London’s Incredible Pop-Up Paper Art Exhibition

Tracy Bush “Butterflies”

“Paper Works”, an exhibition that featured international artists at the Flow Gallery from July to September 2009, resonated in the use of paper as a medium for creating three-dimensional forms. Single sheets were either reworked or pulped to form visually striking works of art. At this exhibition, paper was not just used for the printed word, but given a chance to speak for itself, and it spoke of incredible innovation and artistry.

Berdien Nieuwenhuizen’s wall hangings are made from intricate laser cut paper
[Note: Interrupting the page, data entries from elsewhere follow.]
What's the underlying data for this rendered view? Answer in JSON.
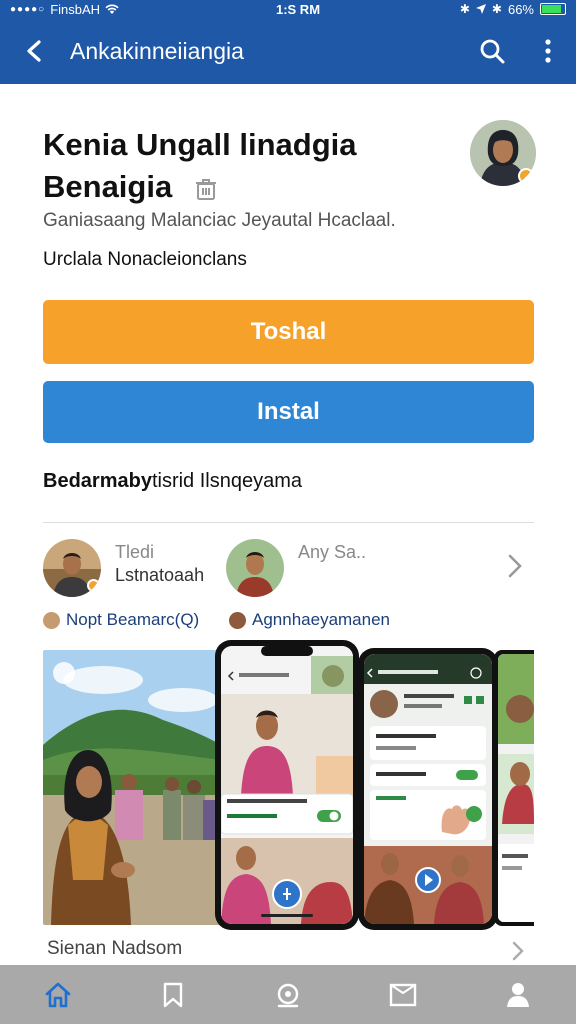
{
  "status_bar": {
    "carrier": "FinsbAH",
    "time": "1:S RM",
    "battery": "66%",
    "battery_level": 0.85
  },
  "app_bar": {
    "title": "Ankakinneiiangia",
    "back_icon": "back-arrow-icon",
    "search_icon": "search-icon",
    "menu_icon": "more-vert-icon"
  },
  "app": {
    "title_line1": "Kenia Ungall linadgia",
    "title_line2": "Benaigia",
    "subtitle": "Ganiasaang Malanciac Jeyautal Hcaclaal.",
    "category": "Urclala Nonacleionclans"
  },
  "buttons": {
    "primary_label": "Toshal",
    "install_label": "Instal"
  },
  "section": {
    "title_bold": "Bedarmaby",
    "title_rest": "tisrid Ilsnqeyama"
  },
  "reviewers": [
    {
      "name": "Tledi",
      "subtitle": "Lstnatoaah"
    },
    {
      "name": "Any Sa..",
      "subtitle": ""
    }
  ],
  "tags": [
    {
      "label": "Nopt Beamarc(Q)"
    },
    {
      "label": "Agnnhaeyamanen"
    }
  ],
  "screenshots": {
    "phone1_card_label": "Tilmwa Annacatl",
    "phone2_header": "Tdltsnnaoa wadanchaa",
    "phone2_row1": "Sitaa S toatamnea",
    "phone2_row2": "Eas Daamaaaalaatlt",
    "phone2_row3": "Kiltenrnmaanaal"
  },
  "footer": {
    "link": "Sienan Nadsom"
  },
  "bottom_nav": [
    {
      "icon": "home-icon"
    },
    {
      "icon": "bookmark-icon"
    },
    {
      "icon": "search-location-icon"
    },
    {
      "icon": "book-icon"
    },
    {
      "icon": "profile-icon"
    }
  ],
  "colors": {
    "brand_blue": "#1f58a6",
    "primary_orange": "#f6a129",
    "install_blue": "#2e86d4",
    "nav_gray": "#a9a9a9"
  }
}
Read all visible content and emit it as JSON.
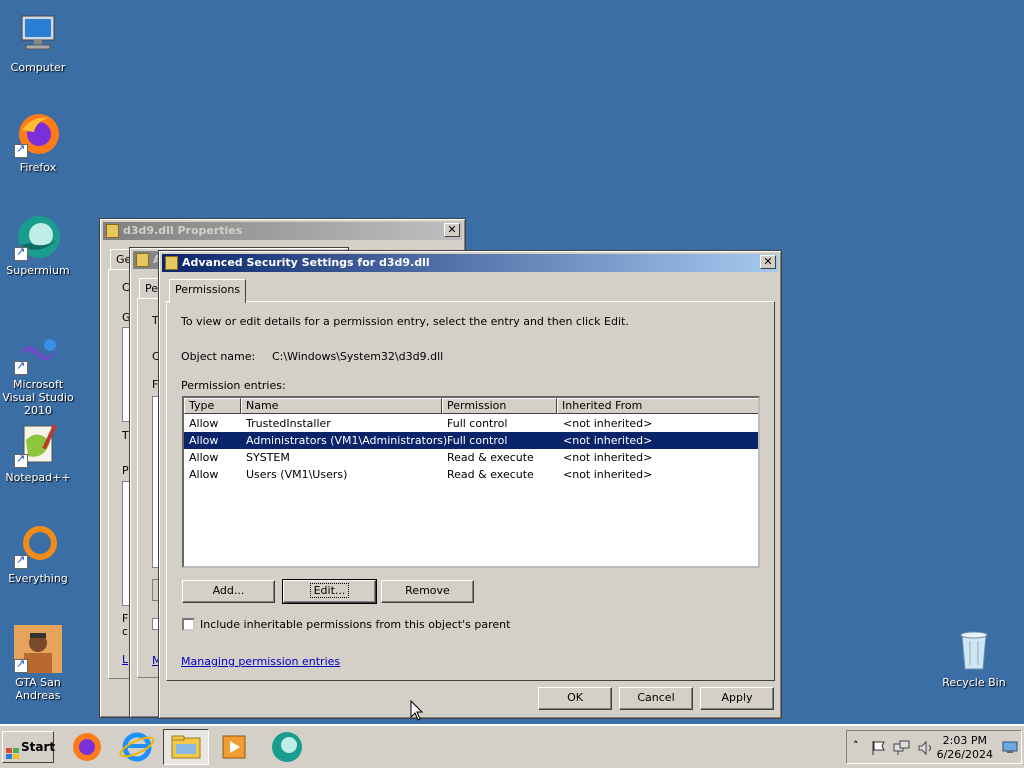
{
  "desktop": {
    "icons": [
      {
        "label": "Computer"
      },
      {
        "label": "Firefox"
      },
      {
        "label": "Supermium"
      },
      {
        "label": "Microsoft Visual Studio 2010"
      },
      {
        "label": "Notepad++"
      },
      {
        "label": "Everything"
      },
      {
        "label": "GTA San Andreas"
      },
      {
        "label": "Recycle Bin"
      }
    ]
  },
  "props_window": {
    "title": "d3d9.dll Properties",
    "tab_partial": "Ge",
    "side_letters": [
      "C",
      "G",
      "C",
      "F",
      "T",
      "P",
      "F",
      "c",
      "L",
      "M"
    ]
  },
  "middle_window": {
    "title_partial": "A",
    "tab_partial": "Pe",
    "side_letters": [
      "T",
      "C",
      "F"
    ]
  },
  "adv_window": {
    "title": "Advanced Security Settings for d3d9.dll",
    "close_glyph": "✕",
    "tab": "Permissions",
    "instruction": "To view or edit details for a permission entry, select the entry and then click Edit.",
    "object_name_label": "Object name:",
    "object_name_value": "C:\\Windows\\System32\\d3d9.dll",
    "entries_label": "Permission entries:",
    "columns": [
      "Type",
      "Name",
      "Permission",
      "Inherited From"
    ],
    "rows": [
      {
        "type": "Allow",
        "name": "TrustedInstaller",
        "permission": "Full control",
        "inherited": "<not inherited>",
        "selected": false
      },
      {
        "type": "Allow",
        "name": "Administrators (VM1\\Administrators)",
        "permission": "Full control",
        "inherited": "<not inherited>",
        "selected": true
      },
      {
        "type": "Allow",
        "name": "SYSTEM",
        "permission": "Read & execute",
        "inherited": "<not inherited>",
        "selected": false
      },
      {
        "type": "Allow",
        "name": "Users (VM1\\Users)",
        "permission": "Read & execute",
        "inherited": "<not inherited>",
        "selected": false
      }
    ],
    "buttons": {
      "add": "Add...",
      "edit": "Edit...",
      "remove": "Remove"
    },
    "include_checkbox": {
      "label": "Include inheritable permissions from this object's parent",
      "checked": false
    },
    "link": "Managing permission entries",
    "footer": {
      "ok": "OK",
      "cancel": "Cancel",
      "apply": "Apply"
    }
  },
  "taskbar": {
    "start": "Start",
    "pinned": [
      "firefox-icon",
      "internet-explorer-icon",
      "file-explorer-icon",
      "media-player-icon",
      "supermium-icon"
    ],
    "tray_icons": [
      "show-hidden-icons-chevron",
      "action-center-flag-icon",
      "network-icon",
      "volume-icon"
    ],
    "chevron_glyph": "˄",
    "time": "2:03 PM",
    "date": "6/26/2024"
  },
  "colors": {
    "desktop": "#3a6ea5",
    "selection": "#0a246a",
    "title_active_start": "#0a246a",
    "window_face": "#d4d0c8"
  }
}
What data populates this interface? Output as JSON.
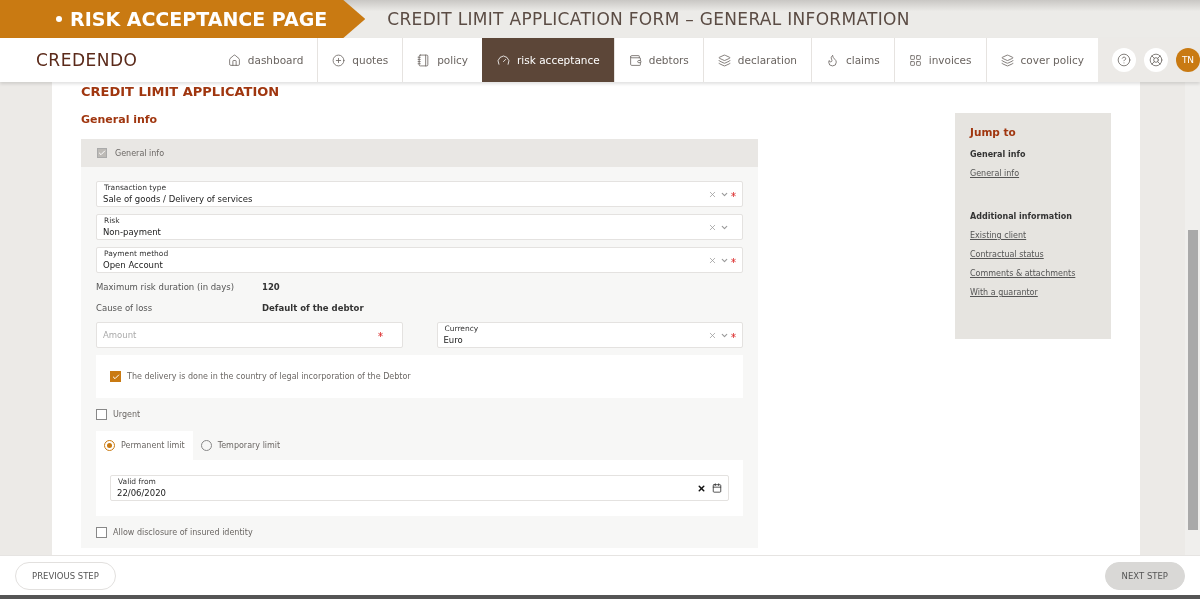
{
  "banner": {
    "section": "RISK ACCEPTANCE PAGE",
    "title": "CREDIT LIMIT APPLICATION FORM – GENERAL INFORMATION"
  },
  "nav": {
    "logo": "CREDENDO",
    "items": [
      {
        "kind": "home",
        "label": "dashboard",
        "selected": false
      },
      {
        "kind": "plus",
        "label": "quotes",
        "selected": false
      },
      {
        "kind": "notebook",
        "label": "policy",
        "selected": false
      },
      {
        "kind": "gauge",
        "label": "risk acceptance",
        "selected": true
      },
      {
        "kind": "wallet",
        "label": "debtors",
        "selected": false
      },
      {
        "kind": "layers",
        "label": "declaration",
        "selected": false
      },
      {
        "kind": "flame",
        "label": "claims",
        "selected": false
      },
      {
        "kind": "grid",
        "label": "invoices",
        "selected": false
      },
      {
        "kind": "layers",
        "label": "cover policy",
        "selected": false
      }
    ],
    "avatar": "TN"
  },
  "form": {
    "heading": "CREDIT LIMIT APPLICATION",
    "section_title": "General info",
    "group": {
      "label": "General info",
      "checked": true
    },
    "fields": [
      {
        "label": "Transaction type",
        "value": "Sale of goods / Delivery of services",
        "required": true
      },
      {
        "label": "Risk",
        "value": "Non-payment",
        "required": false
      },
      {
        "label": "Payment method",
        "value": "Open Account",
        "required": true
      }
    ],
    "info_rows": [
      {
        "label": "Maximum risk duration (in days)",
        "value": "120"
      },
      {
        "label": "Cause of loss",
        "value": "Default of the debtor"
      }
    ],
    "amount": {
      "placeholder": "Amount",
      "required": true
    },
    "currency": {
      "label": "Currency",
      "value": "Euro",
      "required": true
    },
    "delivery": {
      "label": "The delivery is done in the country of legal incorporation of the Debtor",
      "checked": true
    },
    "urgent": {
      "label": "Urgent",
      "checked": false
    },
    "limit_types": [
      {
        "label": "Permanent limit",
        "selected": true
      },
      {
        "label": "Temporary limit",
        "selected": false
      }
    ],
    "valid_from": {
      "label": "Valid from",
      "value": "22/06/2020"
    },
    "disclosure": {
      "label": "Allow disclosure of insured identity",
      "checked": false
    }
  },
  "jump": {
    "title": "Jump to",
    "sections": [
      {
        "heading": "General info",
        "links": [
          "General info"
        ]
      },
      {
        "heading": "Additional information",
        "links": [
          "Existing client",
          "Contractual status",
          "Comments & attachments",
          "With a guarantor"
        ]
      }
    ]
  },
  "footer": {
    "previous": "PREVIOUS STEP",
    "next": "NEXT STEP"
  }
}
The sheaf of paper artists hailed from around the globe and, though each had a different approach or method, the same qualities were evident in all – fragility and remarkable skill. Maybe because of the inherent delicacy of the material, and owing to its leafier origins, nature is a recurring theme. Standouts included the architectural totems of Ferry Staverman and Angela O’Kelly with her transformative approach. Her compacted paper sculptures seemed very robust and heavy and, cut against the grain, had a velvety surface texture.

Tamsin Cunningham repeatedly folds paper to create heavy wall hangings:

The artists each had their own unique approach. Berdien Nieuwenhuizen used floral motifs and silk-like paper in her garments, and wall hangings brought to life nature and the changing of the seasons. Tracey Bush’s collections of butterflies and moths were made from recycled paper ephemera. Pinned using entomological pins, this work hoped to highlight the frailty and diversity of butterflies in an alternative collection to actual specimens.

Clare Goddard creates kitchen utensils out of paper, wood and thread:

Tamsin Cunningham was inspired by the everyday. Road markings, signs and buildings provided pattern and colour. She created strength by repetition and folding of paper to achieve a deeply pleasing texture in her contemporary wall pieces. Clare Goddard’s kitchen objects bore the marks, stains and imperfections of everyday use. Paper, wood and thread were manipulated together to produce utensils that were integral to the essence of cooking as an art form.

Aino Kajaniemi’s wall hangings are made from miniature paper rolls, bound together:

Magie Hollingworth recycled paper waste by pulping it into spoon and tool shapes and other forms inspired by primitive artifacts and archaeology. She created a personal palette of carefully selected neutral colour where shape and surface quality were paramount. Aino Kajaniemi’s wall hangings comprised of minature paper rolls were intricate in texture and reminiscent of natural biological structures.

Anna King’s works are made using the Japanese lock-fold technique:

She left them open for interpretation, but personalised them with a signature touch of hand-crafted components and colour combinations. Leah Miles created sculptural and wearable pieces distant from paper’s usual recognizable form and associations. She scoured beaches and waste-paper bins for ideas and materials to be transformed.

Ferry Staverman’s totem sculptures are made from cardboard and thread:

Ferry Staverman reconfirmed cardboard as a willing and relatively cheap material to use. Modest and soft colours were combined with striking architectural silhouettes where subtle threads spanned the object and prevented your eyes from distraction.

Lizzie Thomas creates intricate pop-up books with wooden covers:

Lizzie Thomas explored narrative, myth and metaphor in her pop-up books. Wooden covers opened to expose cutouts of seasons inside, waiting to burst out at any time of the year.

As you can see, what the artists produced here was both breathtaking and beautiful. Visible proof that everyday objects can certainly have second lives, and furthermore that art itself knows no boundaries. Thank heavens for innovative artists. They make the world a brighter place.

Angela O’Kelly transforms paper into solid objects with the surfaces cut in a way to appear more like suede:

My sincere thanks to Flow Gallery for providing images and information needed for this story.